Varicose veins are swollen veins and bumps on the surface of the skin. They can be twisted and often blue or deep purple. Varicose veins occur most often on the legs or legs, but can also be found in the groin.
The varicose veins that you see are just below the surface of the skin. There are often deeper and larger varicose veins that cannot be seen. Hemorrhoids are a kind of varicose veins.
Symptoms of varicose veins
Varicose veins can be painful. You can feel gravity and fatigue in your legs. Your legs may ache or throb, where there are varicose veins. You may also have swelling of your legs, ankles, and lower extremities, which swell during the day, but go during the night or when you lift your legs.
This tumor is called a thrombosis. Sometimes you PEM your skin. In some severe cases, ulcers or blood clots may appear. If you have any of these symptoms, contact your doctor immediately.
Varicose veins cause dangerous blood clots?
Varicose veins do not increase the risk of developing dangerous blood clots. These clots form in the deep veins of the legs or hands. Clots can form in varicose veins. They can be treated by a doctor with hot compresses or medications.
What Causes Varicose Veins?
Veins return blood to the heart so it can circulate throughout the rest of the body. In the veins there are valves that open so that the blood goes to the heart. In some people, the valves stop working properly, allowing blood to flow back into the vein.
(This often happens because the valves stretch over the years.) Blood travels through the veins, causing them to swell even more. The veins in the legs are particularly vulnerable, because these veins must work against gravity in order for blood to return to the heart. Therefore, most varicose veins occur on the legs.
How are varicose veins diagnosed?
The doctor can often diagnose varicose veins by examining the legs. Sometimes the doctor may order tests to see how well the blood is flowing before diagnosis.
Is it possible to prevent or avoid varicose veins?
Some people are at higher risk of developing varicose veins. Risk factors include:

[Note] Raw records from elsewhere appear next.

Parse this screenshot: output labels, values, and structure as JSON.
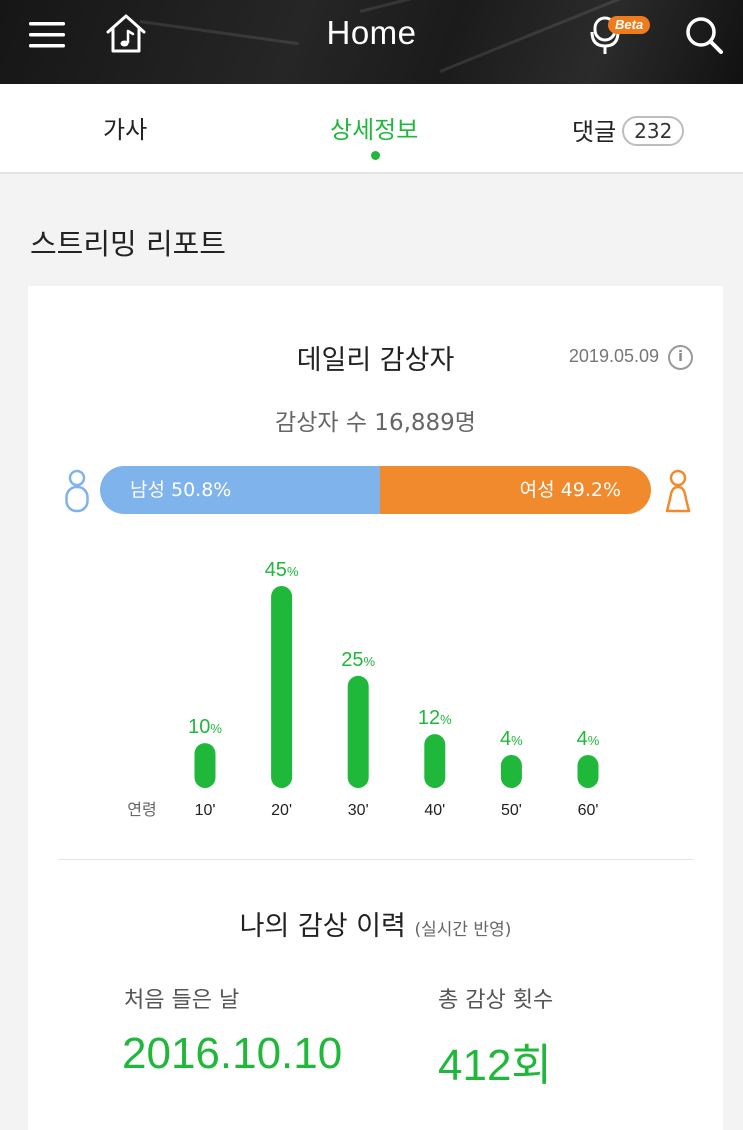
{
  "header": {
    "title": "Home",
    "beta_label": "Beta",
    "icons": [
      "menu-icon",
      "home-music-icon",
      "mic-icon",
      "search-icon"
    ]
  },
  "tabs": [
    {
      "label": "가사",
      "active": false
    },
    {
      "label": "상세정보",
      "active": true
    },
    {
      "label": "댓글",
      "active": false,
      "count": "232"
    }
  ],
  "section": {
    "title": "스트리밍 리포트"
  },
  "daily": {
    "title": "데일리 감상자",
    "date": "2019.05.09",
    "listener_count": "감상자 수 16,889명",
    "male_label": "남성 50.8%",
    "female_label": "여성 49.2%",
    "male_share": 50.8,
    "female_share": 49.2,
    "colors": {
      "male": "#7eb3ec",
      "female": "#f08a2d",
      "accent": "#1fb83b"
    }
  },
  "chart_data": {
    "type": "bar",
    "title": "",
    "xlabel": "연령",
    "ylabel": "",
    "categories": [
      "10'",
      "20'",
      "30'",
      "40'",
      "50'",
      "60'"
    ],
    "values": [
      10,
      45,
      25,
      12,
      4,
      4
    ],
    "unit": "%",
    "ylim": [
      0,
      45
    ],
    "grid": false
  },
  "history": {
    "title": "나의 감상 이력",
    "subtitle": "(실시간 반영)",
    "first_listen_label": "처음 들은 날",
    "first_listen_value": "2016.10.10",
    "total_plays_label": "총 감상 횟수",
    "total_plays_value": "412회"
  }
}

- Genetics: Varicose veins tend to run in families.
- Sex: women are at higher risk of developing varicose veins.
- Pregnancy: hormonal changes, uterine pressure, and an increase in blood volume that cause varicose veins during common pregnancy.
- Age: The risk of varicose veins increases with age. About 50% of people over the age of 50 have varicose veins.
- Obesity: being overweight further accentuates the veins.
- Work: If your job means that you have to stand for a long time without moving, you probably have varicose veins.
- There are several things you can do at home to improve varicose vein symptoms:
- Lose weight if you are overweight.
- Try to stand for a long time.
- Raise your legs while sitting. If possible, keep them above heart level.
- Wear loose clothing.
Varicose Vein Treatment
Your doctor may advise you to wear compression stockings. These are tights that create a smooth, sixties pressure. This helps keep blood in the legs and reduces swelling caused by thrombosis when sitting or standing. Compression stockings can be found in drug stores and health care stores.
If the symptoms are not better, with home use, or if it does not look like varicose veins, they are more invasive treatments. These include surgery, laser therapy, and injection therapy. Your doctor may recommend which procedure is the best solution for you.
Life with varicose veins
If you have varicose veins, you know that you are not alone. This is a common disease, especially in women. If you don’t like your legs due to varicose veins, you can choose a treatment that will make the veins disappear or even disappear.